# EXERCISE DATA:
▼
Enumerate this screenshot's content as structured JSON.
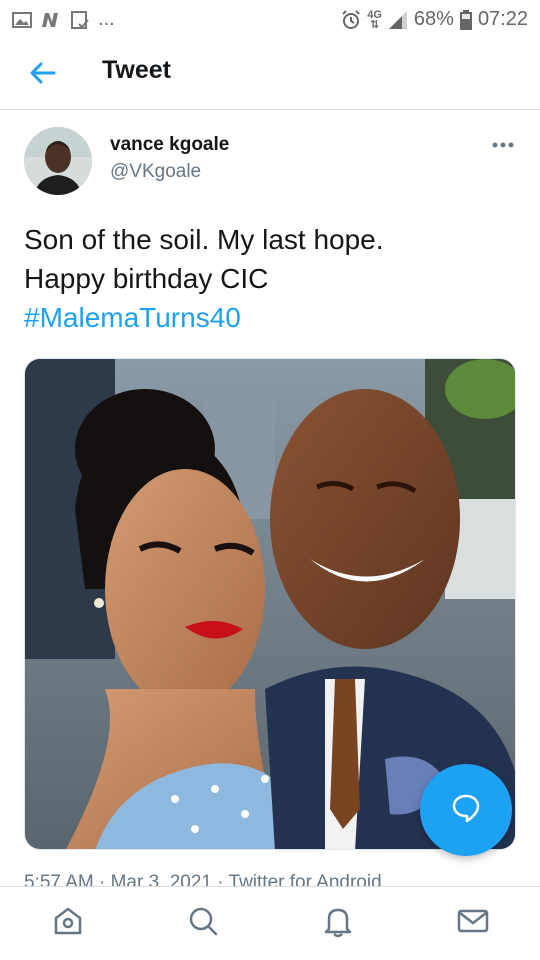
{
  "status_bar": {
    "network": "4G",
    "battery": "68%",
    "time": "07:22",
    "more": "..."
  },
  "header": {
    "title": "Tweet",
    "back_icon": "arrow-left-icon"
  },
  "tweet": {
    "author_name": "vance kgoale",
    "author_handle": "@VKgoale",
    "text_line_1": "Son of the soil. My last hope.",
    "text_line_2": "Happy birthday CIC",
    "hashtag": "#MalemaTurns40",
    "meta": "5:57 AM · Mar 3, 2021 · Twitter for Android"
  },
  "bottom_nav": {
    "items": [
      "home-icon",
      "search-icon",
      "notifications-icon",
      "messages-icon"
    ]
  },
  "colors": {
    "accent": "#1da1f2",
    "secondary_text": "#657786",
    "primary_text": "#14171a"
  }
}
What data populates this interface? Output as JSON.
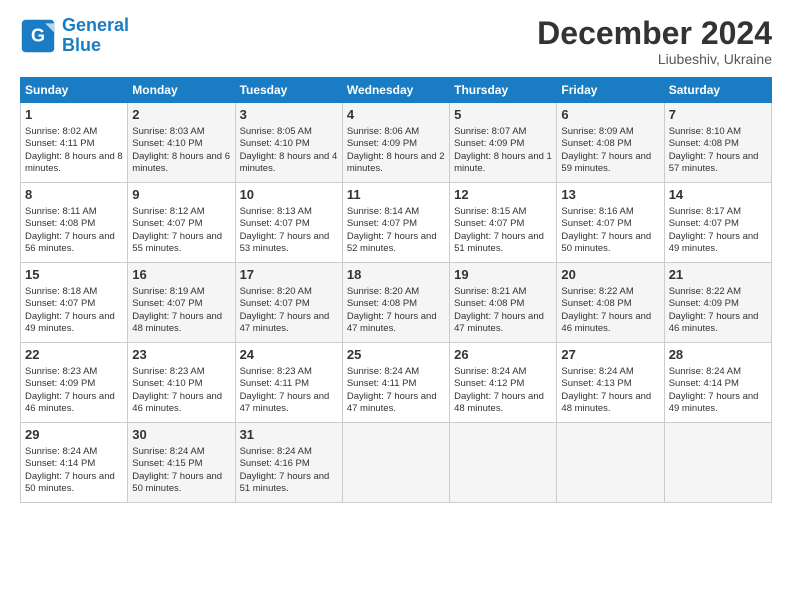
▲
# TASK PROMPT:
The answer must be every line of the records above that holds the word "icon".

# WRITTEN RESPONSE:
    "back_icon": "arrow-left-icon"
      "home-icon",
      "search-icon",
      "notifications-icon",
      "messages-icon"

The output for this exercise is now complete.